Stored records
*****

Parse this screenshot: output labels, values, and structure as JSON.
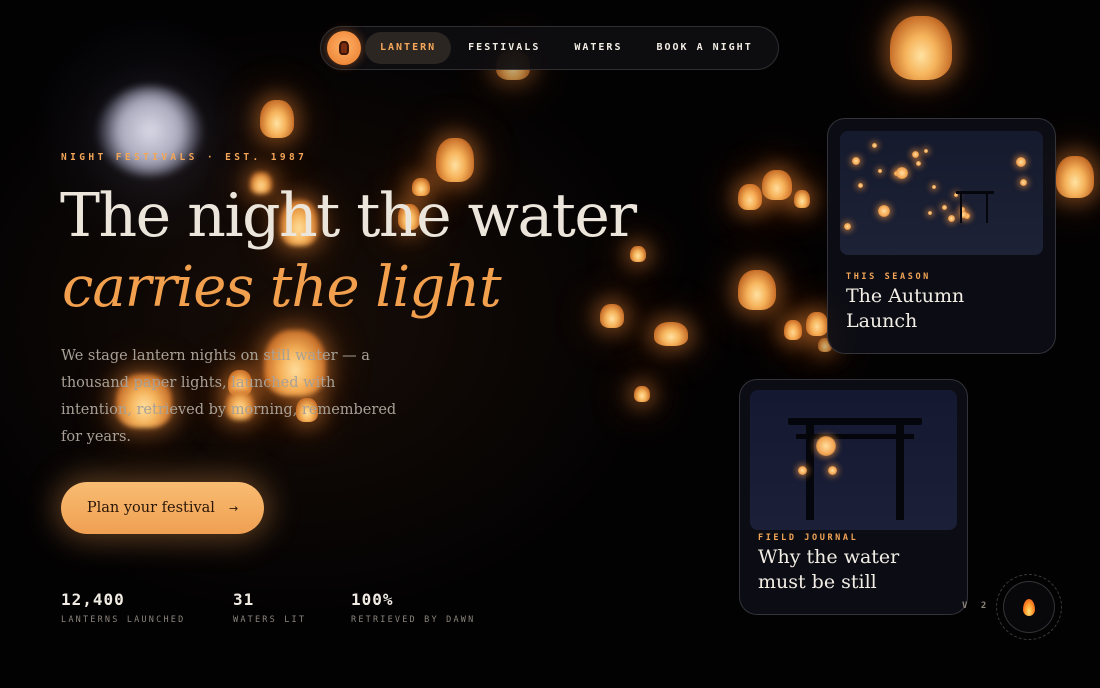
{
  "nav": {
    "logo_icon": "lantern-icon",
    "items": [
      {
        "label": "LANTERN",
        "active": true
      },
      {
        "label": "FESTIVALS",
        "active": false
      },
      {
        "label": "WATERS",
        "active": false
      },
      {
        "label": "BOOK A NIGHT",
        "active": false
      }
    ]
  },
  "hero": {
    "eyebrow": "NIGHT FESTIVALS · EST. 1987",
    "headline_line1": "The night the water",
    "headline_line2": "carries the light",
    "lede": "We stage lantern nights on still water — a thousand paper lights, launched with intention, retrieved by morning, remembered for years.",
    "cta_label": "Plan your festival",
    "cta_arrow": "→"
  },
  "stats": [
    {
      "value": "12,400",
      "label": "LANTERNS LAUNCHED"
    },
    {
      "value": "31",
      "label": "WATERS LIT"
    },
    {
      "value": "100%",
      "label": "RETRIEVED BY DAWN"
    }
  ],
  "cards": [
    {
      "kicker": "THIS SEASON",
      "title": "The Autumn Launch"
    },
    {
      "kicker": "FIELD JOURNAL",
      "title": "Why the water must be still"
    }
  ],
  "version": "V 2",
  "flame_button_icon": "flame-icon",
  "colors": {
    "background": "#030203",
    "accent": "#f3a657",
    "headline_accent": "#f2a04e",
    "cta": "#f5ad62"
  }
}
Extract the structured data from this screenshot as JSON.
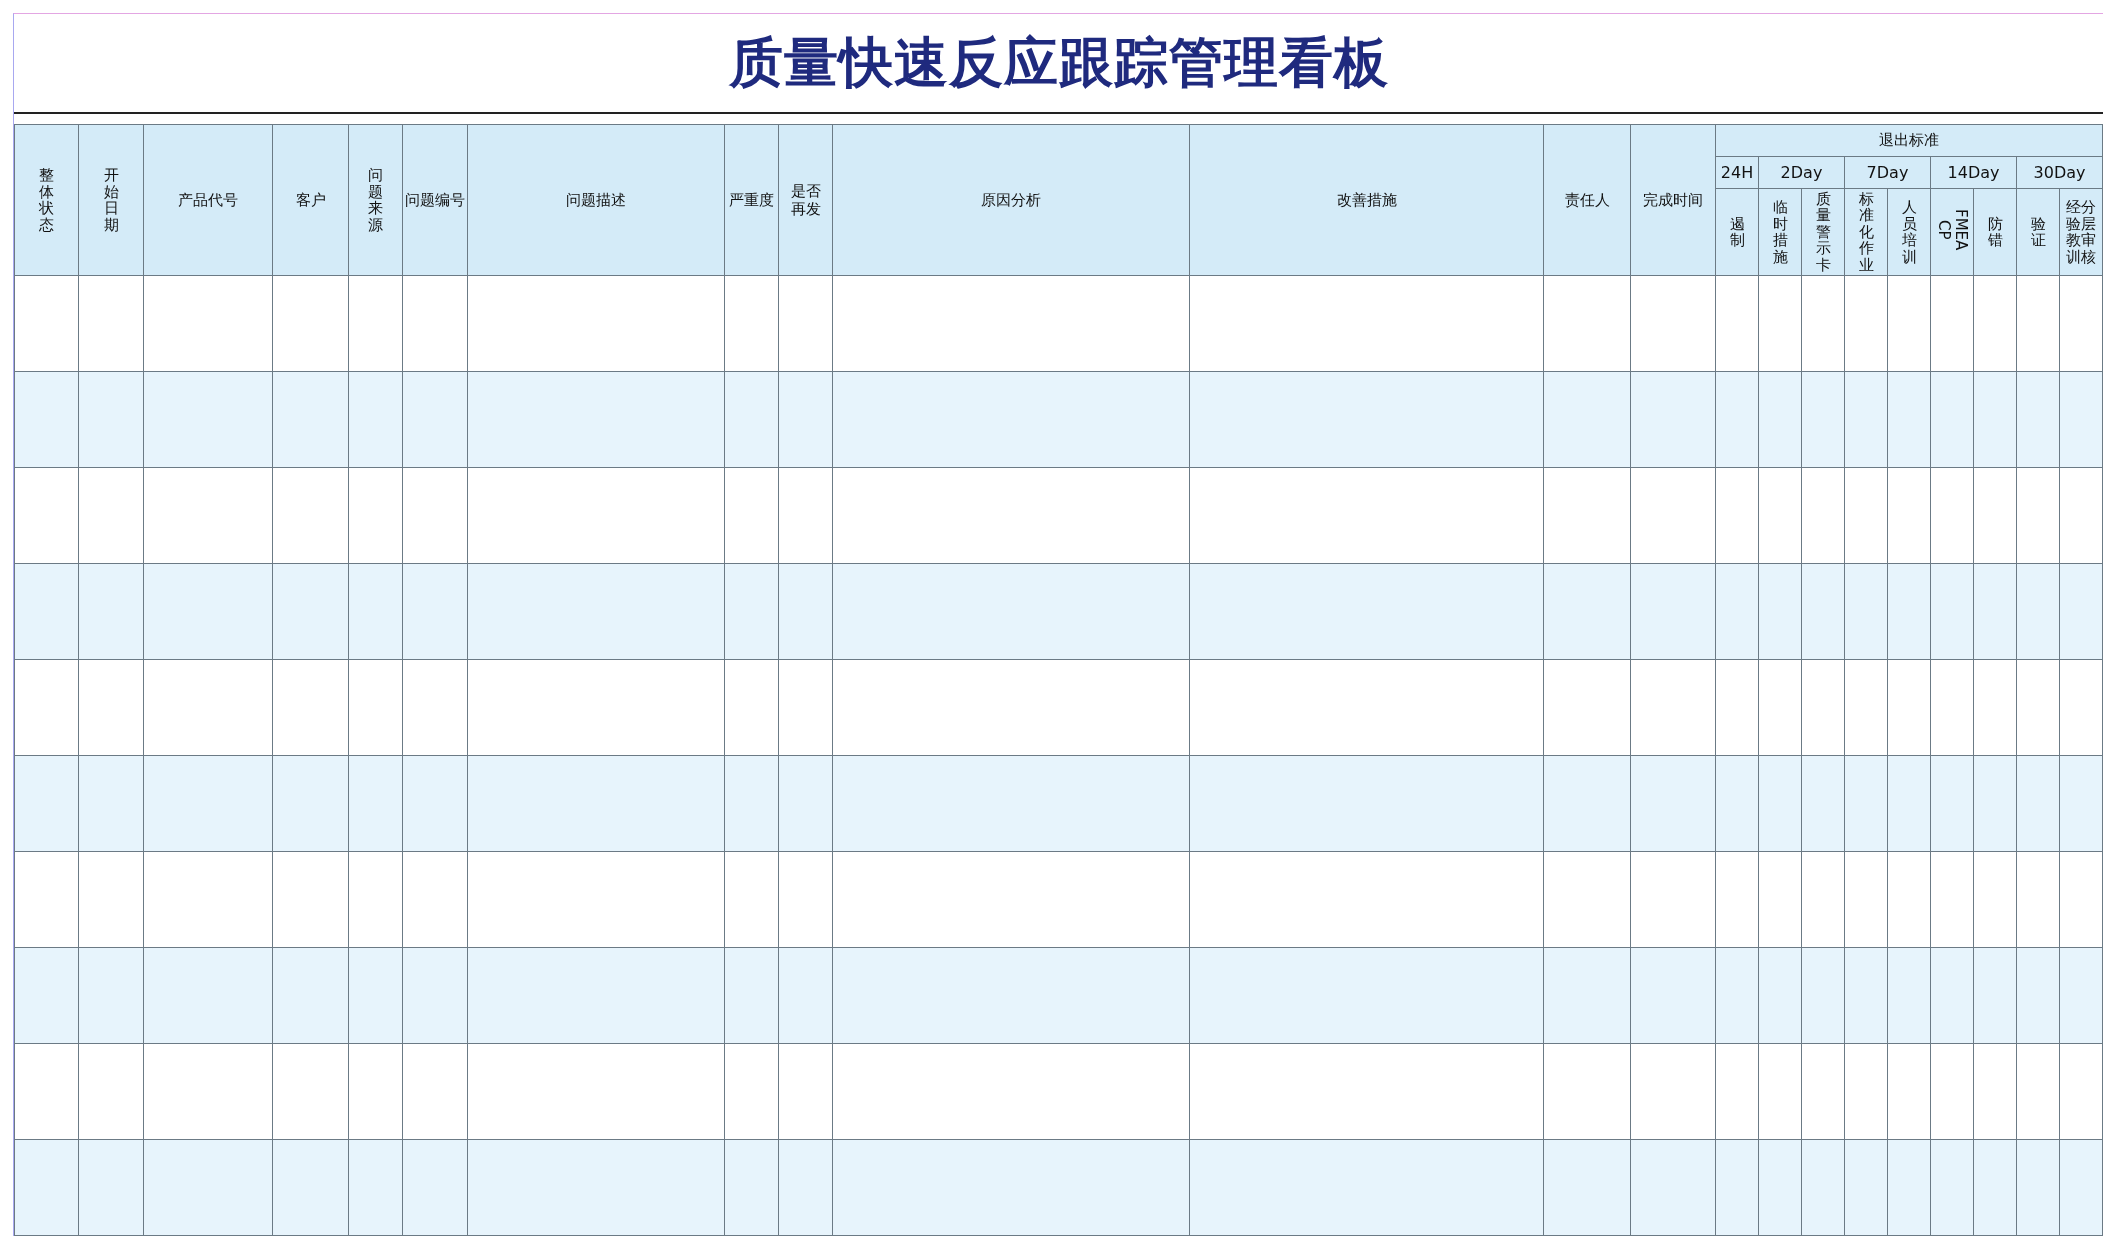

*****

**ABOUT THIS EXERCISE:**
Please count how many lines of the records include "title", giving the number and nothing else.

**EXERCISE SOLUTION:**
2